• **Task**
The answer must be an exact copy of the records, with every picture removed.

• **Material provided**
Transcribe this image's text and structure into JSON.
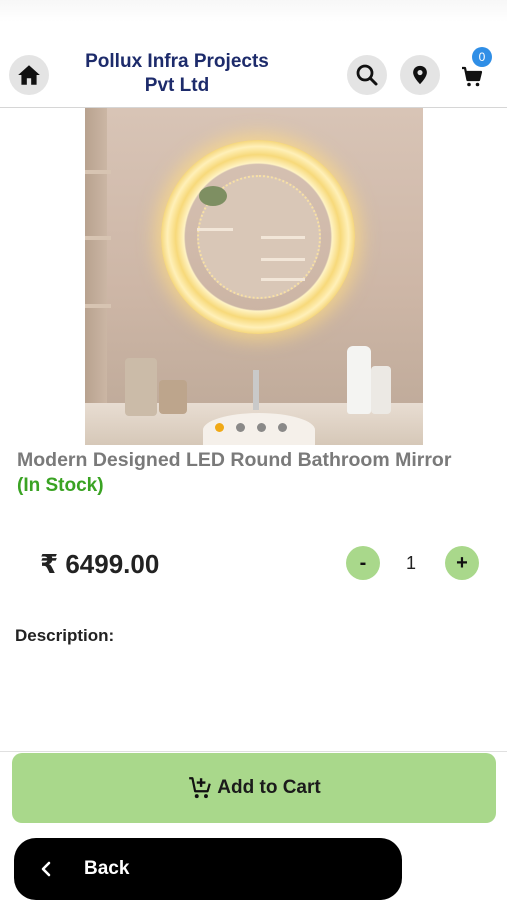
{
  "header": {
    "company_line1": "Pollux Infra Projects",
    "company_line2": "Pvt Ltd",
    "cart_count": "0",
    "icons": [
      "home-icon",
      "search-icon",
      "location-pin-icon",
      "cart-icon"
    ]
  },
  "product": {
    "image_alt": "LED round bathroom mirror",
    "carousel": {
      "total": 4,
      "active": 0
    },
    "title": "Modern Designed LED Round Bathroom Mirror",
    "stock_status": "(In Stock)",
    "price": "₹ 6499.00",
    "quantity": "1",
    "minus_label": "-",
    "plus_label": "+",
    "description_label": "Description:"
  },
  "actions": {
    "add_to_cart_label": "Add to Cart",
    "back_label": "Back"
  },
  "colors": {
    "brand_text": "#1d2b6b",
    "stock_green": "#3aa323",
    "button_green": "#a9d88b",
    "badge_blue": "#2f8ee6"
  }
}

• **Result of this task**
Transcribe this image's text and structure into JSON.
{
  "header": {
    "company_line1": "Pollux Infra Projects",
    "company_line2": "Pvt Ltd",
    "cart_count": "0",
    "icons": [
      "home-icon",
      "search-icon",
      "location-pin-icon",
      "cart-icon"
    ]
  },
  "product": {
    "image_alt": "LED round bathroom mirror",
    "carousel": {
      "total": 4,
      "active": 0
    },
    "title": "Modern Designed LED Round Bathroom Mirror",
    "stock_status": "(In Stock)",
    "price": "₹ 6499.00",
    "quantity": "1",
    "minus_label": "-",
    "plus_label": "+",
    "description_label": "Description:"
  },
  "actions": {
    "add_to_cart_label": "Add to Cart",
    "back_label": "Back"
  },
  "colors": {
    "brand_text": "#1d2b6b",
    "stock_green": "#3aa323",
    "button_green": "#a9d88b",
    "badge_blue": "#2f8ee6"
  }
}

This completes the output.